--- START ---

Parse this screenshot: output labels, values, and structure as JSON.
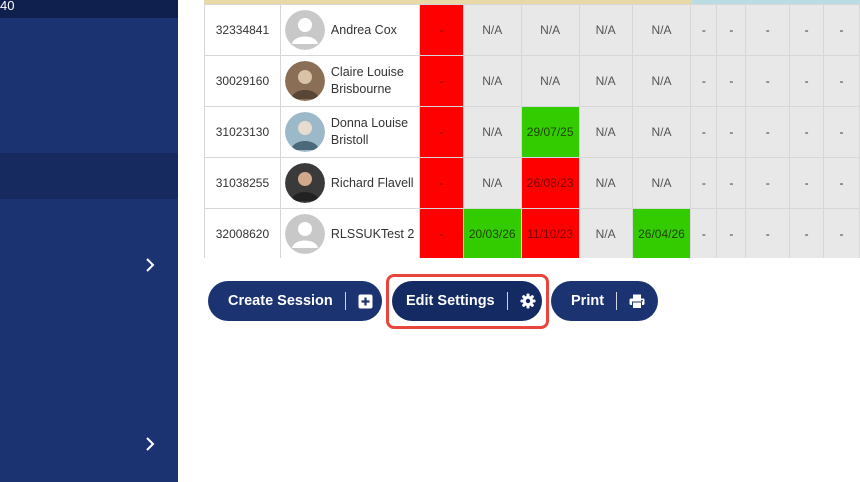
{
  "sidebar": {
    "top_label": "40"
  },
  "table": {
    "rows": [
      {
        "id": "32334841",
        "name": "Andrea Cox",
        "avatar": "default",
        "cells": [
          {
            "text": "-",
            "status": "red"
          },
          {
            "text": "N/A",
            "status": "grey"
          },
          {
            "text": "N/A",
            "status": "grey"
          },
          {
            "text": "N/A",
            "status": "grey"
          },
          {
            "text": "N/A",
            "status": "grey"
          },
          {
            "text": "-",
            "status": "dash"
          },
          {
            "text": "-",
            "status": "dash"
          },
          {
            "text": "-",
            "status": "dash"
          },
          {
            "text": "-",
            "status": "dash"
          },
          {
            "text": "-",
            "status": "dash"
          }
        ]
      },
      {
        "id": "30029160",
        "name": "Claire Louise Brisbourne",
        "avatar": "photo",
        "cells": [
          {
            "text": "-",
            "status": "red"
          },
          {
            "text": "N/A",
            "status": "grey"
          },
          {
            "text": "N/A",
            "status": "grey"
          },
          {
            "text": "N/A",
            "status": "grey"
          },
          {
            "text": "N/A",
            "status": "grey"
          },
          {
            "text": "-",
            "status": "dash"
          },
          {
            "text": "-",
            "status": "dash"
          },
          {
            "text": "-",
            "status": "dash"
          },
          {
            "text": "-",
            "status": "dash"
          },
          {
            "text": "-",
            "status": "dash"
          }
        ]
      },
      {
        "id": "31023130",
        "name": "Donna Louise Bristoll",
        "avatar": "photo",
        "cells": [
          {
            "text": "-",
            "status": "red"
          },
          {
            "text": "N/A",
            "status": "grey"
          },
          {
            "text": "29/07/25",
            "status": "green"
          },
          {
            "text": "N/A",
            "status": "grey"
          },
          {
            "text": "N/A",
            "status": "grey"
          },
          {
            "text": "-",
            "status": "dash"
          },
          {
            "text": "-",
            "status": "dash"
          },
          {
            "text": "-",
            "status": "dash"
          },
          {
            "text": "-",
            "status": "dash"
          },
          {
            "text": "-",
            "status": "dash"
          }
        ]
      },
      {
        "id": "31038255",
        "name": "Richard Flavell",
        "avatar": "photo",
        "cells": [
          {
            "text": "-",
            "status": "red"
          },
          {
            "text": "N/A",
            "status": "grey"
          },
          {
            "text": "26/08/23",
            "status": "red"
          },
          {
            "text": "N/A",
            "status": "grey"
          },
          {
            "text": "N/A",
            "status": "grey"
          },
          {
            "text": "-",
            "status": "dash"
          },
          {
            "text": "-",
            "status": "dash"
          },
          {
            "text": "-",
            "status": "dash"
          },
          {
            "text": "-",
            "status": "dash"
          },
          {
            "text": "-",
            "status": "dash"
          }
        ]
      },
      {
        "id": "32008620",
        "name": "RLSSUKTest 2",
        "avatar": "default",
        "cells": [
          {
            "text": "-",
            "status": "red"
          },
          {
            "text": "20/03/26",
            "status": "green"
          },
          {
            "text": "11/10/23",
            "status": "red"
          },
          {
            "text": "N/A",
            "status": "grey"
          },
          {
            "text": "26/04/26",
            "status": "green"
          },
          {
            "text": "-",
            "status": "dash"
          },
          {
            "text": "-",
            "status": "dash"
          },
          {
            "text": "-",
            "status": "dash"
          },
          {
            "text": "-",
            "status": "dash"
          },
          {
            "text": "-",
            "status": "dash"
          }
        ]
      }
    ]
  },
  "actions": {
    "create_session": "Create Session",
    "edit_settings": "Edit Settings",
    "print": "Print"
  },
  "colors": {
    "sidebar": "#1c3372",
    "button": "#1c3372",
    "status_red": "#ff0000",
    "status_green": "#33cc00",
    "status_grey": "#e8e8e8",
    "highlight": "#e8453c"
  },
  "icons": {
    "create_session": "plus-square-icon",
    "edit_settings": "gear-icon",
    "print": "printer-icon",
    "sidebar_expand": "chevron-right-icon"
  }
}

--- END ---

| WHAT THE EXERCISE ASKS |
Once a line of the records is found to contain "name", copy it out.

| SOLUTION TO THE EXERCISE |
        "name": "Andrea Cox",
        "name": "Claire Louise Brisbourne",
        "name": "Donna Louise Bristoll",
        "name": "Richard Flavell",
        "name": "RLSSUKTest 2",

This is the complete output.